Those efforts have been rewarded with 16 consecutive years of being voted the “best appliance store in Fort Wayne,” by local newspaper readers.
Since Bill and Polly Shuee, and his brother and sister-in-law Brent and Lori, purchased the family-owned business exactly a year ago, they have done some major remodeling and updating in the store to include a furniture line, new signage, a new name (formerly Stucky Bros.), energy efficient LED lighting, and more.
“This place has longevity and we are just trying to reinvigorate this grand old brand name and give it a fresh, new look,” says Bill Shuee. “We want to be a one-stop-shop for customers who want home furnishings. We take care of our customers the way we would like to be taken care of.”
The store sells to homeowners, contractors and remodelers. Stucky’s is celebrating its 108th anniversary this October and details are being worked out on how to thank the community for their support, he says.
Stucky’s has also expanded the on-staff team of delivery, installation and repair service professionals and have devoted about 15,000 square feet of space in a 40,000-square-foot showroom to furniture, including mattresses and electronics.
Appliances account for the majority of their sales and they offer many mid-line brands as well as premium lines like Sub-Zero and Wolf. For the bargain hunter, there is the “bargain barn” with reduced prices on appliances with dings and dents, but still covered under warranty and eligible for service.
The Shuee brothers are not new to the furniture and appliance business. Since 1987, they’ve managed a Greencastle, Ind. appliance store established in 1970 by their late father, Bob Shuee. They also own a furniture store in Greencastle, a furniture and appliance store in Brazil and an appliance store in Lafayette, Ind.
The brothers have a total of six children, five of whom are already working in the family business.

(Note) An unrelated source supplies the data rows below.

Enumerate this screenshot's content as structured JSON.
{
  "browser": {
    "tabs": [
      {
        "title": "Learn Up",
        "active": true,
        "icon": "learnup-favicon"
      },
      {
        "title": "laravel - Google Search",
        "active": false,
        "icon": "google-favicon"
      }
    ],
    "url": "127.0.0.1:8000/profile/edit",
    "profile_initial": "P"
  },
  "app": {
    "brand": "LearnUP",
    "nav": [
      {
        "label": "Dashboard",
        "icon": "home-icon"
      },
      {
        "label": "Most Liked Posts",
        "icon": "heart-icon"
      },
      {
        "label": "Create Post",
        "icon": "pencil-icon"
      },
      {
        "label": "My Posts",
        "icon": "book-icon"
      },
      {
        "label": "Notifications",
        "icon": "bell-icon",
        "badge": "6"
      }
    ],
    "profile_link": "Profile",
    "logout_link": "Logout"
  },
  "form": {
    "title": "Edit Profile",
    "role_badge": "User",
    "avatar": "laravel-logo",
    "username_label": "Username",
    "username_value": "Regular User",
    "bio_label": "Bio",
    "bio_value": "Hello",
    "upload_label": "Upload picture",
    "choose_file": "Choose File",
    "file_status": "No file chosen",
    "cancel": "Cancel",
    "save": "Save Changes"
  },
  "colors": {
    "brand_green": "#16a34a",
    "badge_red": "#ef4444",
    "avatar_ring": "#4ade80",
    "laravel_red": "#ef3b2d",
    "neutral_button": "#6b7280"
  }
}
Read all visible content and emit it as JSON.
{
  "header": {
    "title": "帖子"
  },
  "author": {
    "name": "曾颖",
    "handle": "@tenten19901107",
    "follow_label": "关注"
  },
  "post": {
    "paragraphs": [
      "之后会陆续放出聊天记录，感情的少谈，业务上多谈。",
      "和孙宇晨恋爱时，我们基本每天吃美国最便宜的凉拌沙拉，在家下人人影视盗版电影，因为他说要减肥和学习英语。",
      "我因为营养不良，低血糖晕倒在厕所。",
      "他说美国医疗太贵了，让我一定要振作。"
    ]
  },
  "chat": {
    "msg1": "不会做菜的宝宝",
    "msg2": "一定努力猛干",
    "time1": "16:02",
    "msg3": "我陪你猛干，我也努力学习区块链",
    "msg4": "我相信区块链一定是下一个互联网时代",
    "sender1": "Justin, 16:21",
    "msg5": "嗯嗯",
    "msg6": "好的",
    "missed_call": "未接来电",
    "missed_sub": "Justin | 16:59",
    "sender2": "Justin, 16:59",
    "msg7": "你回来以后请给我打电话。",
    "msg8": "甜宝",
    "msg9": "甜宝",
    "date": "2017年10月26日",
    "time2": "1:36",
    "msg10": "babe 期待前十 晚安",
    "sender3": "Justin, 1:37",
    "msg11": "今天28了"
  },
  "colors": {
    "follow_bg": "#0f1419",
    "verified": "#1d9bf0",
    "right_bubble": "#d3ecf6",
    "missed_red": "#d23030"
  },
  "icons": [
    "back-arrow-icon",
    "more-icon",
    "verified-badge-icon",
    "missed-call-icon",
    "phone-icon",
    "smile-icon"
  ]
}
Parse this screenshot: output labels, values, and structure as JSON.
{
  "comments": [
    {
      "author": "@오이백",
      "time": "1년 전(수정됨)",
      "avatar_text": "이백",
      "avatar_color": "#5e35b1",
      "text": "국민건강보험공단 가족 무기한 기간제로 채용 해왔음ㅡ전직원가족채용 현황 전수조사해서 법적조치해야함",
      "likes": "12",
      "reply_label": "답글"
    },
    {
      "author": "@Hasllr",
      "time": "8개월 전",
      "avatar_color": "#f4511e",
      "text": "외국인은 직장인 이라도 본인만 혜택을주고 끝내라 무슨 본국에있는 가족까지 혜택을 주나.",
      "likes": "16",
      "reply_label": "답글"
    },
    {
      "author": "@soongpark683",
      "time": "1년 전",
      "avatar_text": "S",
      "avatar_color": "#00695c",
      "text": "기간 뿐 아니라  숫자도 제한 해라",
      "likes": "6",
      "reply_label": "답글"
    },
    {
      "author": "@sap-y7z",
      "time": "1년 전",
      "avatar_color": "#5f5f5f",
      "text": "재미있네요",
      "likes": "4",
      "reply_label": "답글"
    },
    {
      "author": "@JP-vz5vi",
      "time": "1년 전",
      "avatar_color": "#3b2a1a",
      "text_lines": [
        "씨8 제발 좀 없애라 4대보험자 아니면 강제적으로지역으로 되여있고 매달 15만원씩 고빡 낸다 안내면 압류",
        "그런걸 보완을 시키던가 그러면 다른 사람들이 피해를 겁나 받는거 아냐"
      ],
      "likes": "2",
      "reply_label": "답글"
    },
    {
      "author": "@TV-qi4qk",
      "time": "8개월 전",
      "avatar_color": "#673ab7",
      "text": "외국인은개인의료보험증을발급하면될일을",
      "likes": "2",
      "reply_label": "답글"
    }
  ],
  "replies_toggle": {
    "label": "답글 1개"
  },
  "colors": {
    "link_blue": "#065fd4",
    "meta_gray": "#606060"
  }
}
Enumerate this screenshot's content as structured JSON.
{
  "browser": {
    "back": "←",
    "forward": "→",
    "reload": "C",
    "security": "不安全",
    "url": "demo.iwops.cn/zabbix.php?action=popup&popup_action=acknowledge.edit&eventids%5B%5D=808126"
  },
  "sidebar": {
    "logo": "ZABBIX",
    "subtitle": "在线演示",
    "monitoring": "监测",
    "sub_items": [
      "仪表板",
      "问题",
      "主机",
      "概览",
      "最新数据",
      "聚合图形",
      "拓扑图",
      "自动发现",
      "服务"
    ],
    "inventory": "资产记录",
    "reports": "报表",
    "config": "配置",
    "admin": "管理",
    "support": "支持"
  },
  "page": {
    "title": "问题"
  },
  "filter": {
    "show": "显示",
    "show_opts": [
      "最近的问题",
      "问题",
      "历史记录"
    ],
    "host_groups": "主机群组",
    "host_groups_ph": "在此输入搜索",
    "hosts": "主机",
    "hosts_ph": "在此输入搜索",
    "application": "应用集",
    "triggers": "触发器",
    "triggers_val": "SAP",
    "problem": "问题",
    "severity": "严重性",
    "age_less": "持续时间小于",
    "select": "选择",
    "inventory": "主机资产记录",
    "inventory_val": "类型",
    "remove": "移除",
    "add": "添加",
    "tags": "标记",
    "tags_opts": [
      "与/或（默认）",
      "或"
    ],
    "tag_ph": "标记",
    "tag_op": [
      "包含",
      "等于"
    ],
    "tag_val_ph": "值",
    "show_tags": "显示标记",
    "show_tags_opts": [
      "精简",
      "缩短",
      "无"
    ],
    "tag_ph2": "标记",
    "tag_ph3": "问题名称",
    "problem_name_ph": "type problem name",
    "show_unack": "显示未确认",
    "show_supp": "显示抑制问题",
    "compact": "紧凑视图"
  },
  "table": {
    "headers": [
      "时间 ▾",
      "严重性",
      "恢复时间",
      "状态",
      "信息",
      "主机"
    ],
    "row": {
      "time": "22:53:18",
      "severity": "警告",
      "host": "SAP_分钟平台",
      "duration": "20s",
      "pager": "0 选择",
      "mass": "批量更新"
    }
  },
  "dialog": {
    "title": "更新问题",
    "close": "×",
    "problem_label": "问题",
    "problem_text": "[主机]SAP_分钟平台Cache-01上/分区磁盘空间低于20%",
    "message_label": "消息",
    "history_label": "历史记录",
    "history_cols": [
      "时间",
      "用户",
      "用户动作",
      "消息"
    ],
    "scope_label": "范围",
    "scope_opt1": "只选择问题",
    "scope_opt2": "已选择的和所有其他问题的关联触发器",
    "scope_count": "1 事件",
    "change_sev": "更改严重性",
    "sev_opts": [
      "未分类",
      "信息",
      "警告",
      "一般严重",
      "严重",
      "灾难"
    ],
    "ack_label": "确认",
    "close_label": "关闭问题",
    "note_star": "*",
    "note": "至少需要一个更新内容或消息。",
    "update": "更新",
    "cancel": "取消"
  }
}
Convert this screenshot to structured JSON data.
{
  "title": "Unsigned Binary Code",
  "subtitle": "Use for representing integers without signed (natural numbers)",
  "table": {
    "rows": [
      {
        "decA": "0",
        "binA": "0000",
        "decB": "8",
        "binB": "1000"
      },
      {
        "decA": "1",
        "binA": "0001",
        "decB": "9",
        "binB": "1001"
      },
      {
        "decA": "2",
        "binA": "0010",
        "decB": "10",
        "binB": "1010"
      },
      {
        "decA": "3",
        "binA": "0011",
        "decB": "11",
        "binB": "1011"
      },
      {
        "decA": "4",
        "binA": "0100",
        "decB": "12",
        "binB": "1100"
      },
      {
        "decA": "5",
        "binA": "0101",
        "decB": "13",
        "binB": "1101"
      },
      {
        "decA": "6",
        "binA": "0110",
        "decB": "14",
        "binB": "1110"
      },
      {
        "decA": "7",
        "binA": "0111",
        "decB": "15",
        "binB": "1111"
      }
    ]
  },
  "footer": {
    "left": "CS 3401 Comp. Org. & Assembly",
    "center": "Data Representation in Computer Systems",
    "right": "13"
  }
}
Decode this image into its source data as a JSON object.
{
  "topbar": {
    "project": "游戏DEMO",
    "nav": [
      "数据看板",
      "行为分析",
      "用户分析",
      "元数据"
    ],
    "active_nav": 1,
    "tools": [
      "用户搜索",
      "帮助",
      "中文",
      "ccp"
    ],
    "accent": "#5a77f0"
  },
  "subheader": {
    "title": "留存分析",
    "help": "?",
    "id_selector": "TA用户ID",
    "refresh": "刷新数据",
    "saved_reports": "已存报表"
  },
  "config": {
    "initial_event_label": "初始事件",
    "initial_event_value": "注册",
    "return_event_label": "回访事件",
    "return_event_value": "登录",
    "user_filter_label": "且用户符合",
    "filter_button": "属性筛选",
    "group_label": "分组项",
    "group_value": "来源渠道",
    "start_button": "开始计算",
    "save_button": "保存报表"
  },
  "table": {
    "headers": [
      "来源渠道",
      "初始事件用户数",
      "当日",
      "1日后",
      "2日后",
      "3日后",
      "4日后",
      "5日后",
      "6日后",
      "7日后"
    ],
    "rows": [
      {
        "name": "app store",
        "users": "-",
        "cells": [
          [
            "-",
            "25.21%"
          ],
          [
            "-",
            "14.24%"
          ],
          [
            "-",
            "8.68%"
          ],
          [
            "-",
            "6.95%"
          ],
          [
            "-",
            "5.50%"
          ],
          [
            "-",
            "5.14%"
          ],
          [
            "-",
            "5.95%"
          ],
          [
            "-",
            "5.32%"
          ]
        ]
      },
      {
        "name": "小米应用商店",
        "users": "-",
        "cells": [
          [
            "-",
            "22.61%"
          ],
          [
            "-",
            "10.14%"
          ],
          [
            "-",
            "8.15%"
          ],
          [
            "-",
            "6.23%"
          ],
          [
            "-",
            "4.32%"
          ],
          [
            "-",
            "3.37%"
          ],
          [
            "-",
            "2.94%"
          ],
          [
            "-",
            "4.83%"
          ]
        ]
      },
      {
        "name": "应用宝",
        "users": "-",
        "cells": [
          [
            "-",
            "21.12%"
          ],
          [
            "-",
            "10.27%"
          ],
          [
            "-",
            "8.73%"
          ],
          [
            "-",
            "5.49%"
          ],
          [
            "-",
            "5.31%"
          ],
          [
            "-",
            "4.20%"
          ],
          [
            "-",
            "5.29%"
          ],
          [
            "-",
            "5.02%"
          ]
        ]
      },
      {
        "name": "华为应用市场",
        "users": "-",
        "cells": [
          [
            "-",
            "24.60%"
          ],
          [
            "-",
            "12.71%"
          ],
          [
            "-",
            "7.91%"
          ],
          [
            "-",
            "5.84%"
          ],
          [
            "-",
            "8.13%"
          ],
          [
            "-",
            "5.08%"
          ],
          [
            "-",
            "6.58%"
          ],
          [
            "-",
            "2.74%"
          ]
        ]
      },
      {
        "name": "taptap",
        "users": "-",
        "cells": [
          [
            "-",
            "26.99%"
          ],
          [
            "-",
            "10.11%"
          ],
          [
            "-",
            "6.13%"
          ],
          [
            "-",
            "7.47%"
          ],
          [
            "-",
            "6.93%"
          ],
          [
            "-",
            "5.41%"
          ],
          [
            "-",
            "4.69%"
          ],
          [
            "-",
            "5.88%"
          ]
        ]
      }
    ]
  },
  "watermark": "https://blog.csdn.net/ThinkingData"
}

“We’re hoping the next generations will continue to operate as we have for as long as possible,” Shuee says. ❚